Cell Applications primary cells and Regenova 3D Bio Printer from Cyfuse Biomedical combine to print robust 3-D tissue without introduction of extraneous scaffolding material



Regenova, Bio 3D Printer by Cyfuse


Cyfuse Biomedical K.K. and Cell Applications.Inc. publicized on February 3, 2016 that advanced tissue engineering services using 3D bioprinting approach will be available in North America. The services involved using Cyfuse Biomedica’s Regenova 3D Bio Printer, a state of the art robotic system that produces 3D tissues from cell and Cell Applications has created a pay by service bio-printing model that produces scaffold-free tissue available immediately to scientists in the U.S. and Canada for research use.

According to James Yu, Founder and CEO of Cell Applications having the Regenova 3D Bio Printer at our San Diego headquarters offers researchers an end-to-end, customized solution for creating scaffold-free, 3D-engineered tissues that diminish costs by reducing the lengthy processes typical in pharmaceutical drug discovery. In addition , Koji Kuchiishi, CEO of Cyfuse Biomedical having the Regenova 3D Bio Printer, combined with Cell Applications’ comprehensive, high-quality primary cell bank, offers researchers streamlined access to a nearly limitless selection of three dimensional tissues including those mimicking blood vessels, human neural tissue and liver constructs.

Unlike the other bioprinters on the market the bio-printer made by Regenova does not depend on scaffolding made of biomaterials such as collage or hydrogel to construct 3D tissue, the instrument assembles three dimensional microscopic tissue by forming spheroids, one at the time and lancing them on a fine needle array. The spheroids are guided by pre-programmed software which can be design and constructed into rods, spheres, tubes, sheets and other tissue configurations. In order for the engineered tissue to mature a bioreactor chamber is used. As the cells mature, they self-organize promoting strong, reliable tissue that can be further optimized by design of bio printer’s needle array that allows for optimum circulation of culture medium.


Read Full Post »

3D Prints Bacteria to Create Organically Reactive Material

Reported by : Irina Robu, PhD


The invention at MIT Media Lab is unique because unlike other typical 3D printing projects, the reactive material isn’t implemented as a non-printed component instead the organic material, bioLogic is a 3D printing bacterial cells called nato, a microorganism found in dry rice stalks.

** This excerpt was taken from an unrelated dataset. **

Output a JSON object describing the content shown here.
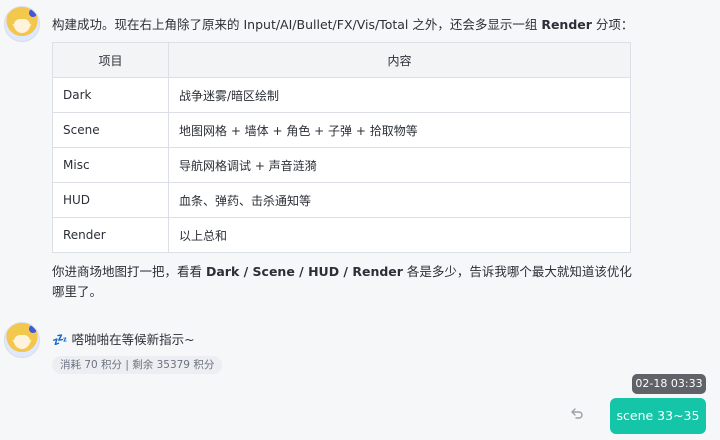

What makes this material unique and ideal as a reactive material is the ability to expand and contract, depending on the moisture of the surrounding environment. The natto cells were first grown within the MIT bio lab and characterized with AFM in order to reach nano resolution, where the resulting bacterial material is extruded onto the bioLogic ‘bio-skin’, with a micron-resultion bioprinter.

The garment used by bioLogic team is infused with the 3D printed natto cells, which allows the tight-fitting ’Second Skin’ garment to transform and respond to the wearer’s body heat and sweat. Once the natto-infused bio-skin is  impacted with the wearer’s body heat. The MIT Lab bioLogic team is in collaboration with New balance on the ‘Second Skin’ project, giving a potential real world application for this bacterial material within fashion industries.

The MIT Media Lab team has also shown other ways that this bio-hybrid film can be used beyond the “Second Skin”. This material can be utilized for shape and color changing, such as a tea leaf infused with the natto material that is able unfold when the tea is hot and ready. The microorganism-based material shows that organically-based materials can work as a reactant just as well as sensors and other non-printed components.




Read Full Post »